* Input material

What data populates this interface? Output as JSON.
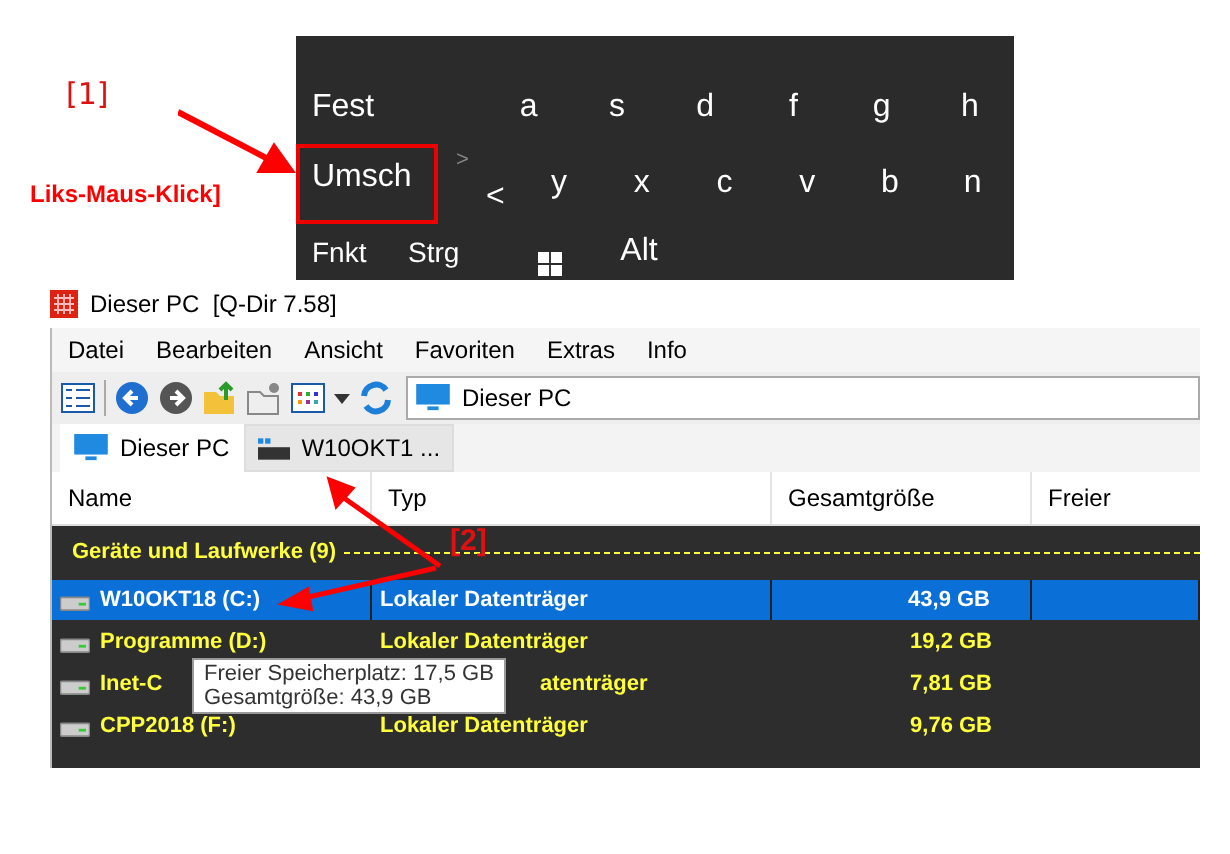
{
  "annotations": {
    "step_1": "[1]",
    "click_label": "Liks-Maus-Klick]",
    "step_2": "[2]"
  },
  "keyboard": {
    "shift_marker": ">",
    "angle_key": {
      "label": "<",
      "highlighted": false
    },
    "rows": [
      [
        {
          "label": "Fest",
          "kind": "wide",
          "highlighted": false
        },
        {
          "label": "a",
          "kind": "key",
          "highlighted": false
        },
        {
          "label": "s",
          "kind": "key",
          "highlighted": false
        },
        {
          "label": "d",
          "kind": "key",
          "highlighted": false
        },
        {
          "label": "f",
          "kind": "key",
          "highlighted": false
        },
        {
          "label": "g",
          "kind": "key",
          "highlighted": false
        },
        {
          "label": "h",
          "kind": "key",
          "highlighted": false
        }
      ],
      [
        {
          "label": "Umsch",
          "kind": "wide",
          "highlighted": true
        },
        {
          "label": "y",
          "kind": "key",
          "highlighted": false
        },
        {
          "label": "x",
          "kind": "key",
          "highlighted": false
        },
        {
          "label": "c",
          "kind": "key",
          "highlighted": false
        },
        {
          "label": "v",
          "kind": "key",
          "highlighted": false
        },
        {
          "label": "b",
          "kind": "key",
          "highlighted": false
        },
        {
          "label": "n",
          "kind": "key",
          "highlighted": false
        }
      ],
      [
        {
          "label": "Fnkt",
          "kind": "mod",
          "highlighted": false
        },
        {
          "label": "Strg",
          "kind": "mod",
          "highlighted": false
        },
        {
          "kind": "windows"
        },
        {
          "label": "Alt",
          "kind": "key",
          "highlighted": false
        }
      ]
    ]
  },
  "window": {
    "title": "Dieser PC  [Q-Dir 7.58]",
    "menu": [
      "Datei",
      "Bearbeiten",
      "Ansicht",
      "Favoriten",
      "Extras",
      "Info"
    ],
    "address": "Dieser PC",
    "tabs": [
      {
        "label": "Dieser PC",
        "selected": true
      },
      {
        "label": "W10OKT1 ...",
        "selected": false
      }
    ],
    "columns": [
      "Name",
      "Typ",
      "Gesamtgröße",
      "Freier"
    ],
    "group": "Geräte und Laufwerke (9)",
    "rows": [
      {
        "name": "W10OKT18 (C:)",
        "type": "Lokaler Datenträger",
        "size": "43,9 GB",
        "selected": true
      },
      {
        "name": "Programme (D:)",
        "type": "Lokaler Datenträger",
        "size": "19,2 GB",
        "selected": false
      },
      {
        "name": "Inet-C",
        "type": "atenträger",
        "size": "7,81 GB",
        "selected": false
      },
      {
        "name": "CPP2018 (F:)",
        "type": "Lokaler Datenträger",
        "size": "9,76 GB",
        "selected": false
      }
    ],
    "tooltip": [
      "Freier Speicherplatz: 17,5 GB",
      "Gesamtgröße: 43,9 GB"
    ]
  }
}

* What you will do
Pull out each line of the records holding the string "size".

* Answer space
        "size": "43,9 GB",
        "size": "19,2 GB",
        "size": "7,81 GB",
        "size": "9,76 GB",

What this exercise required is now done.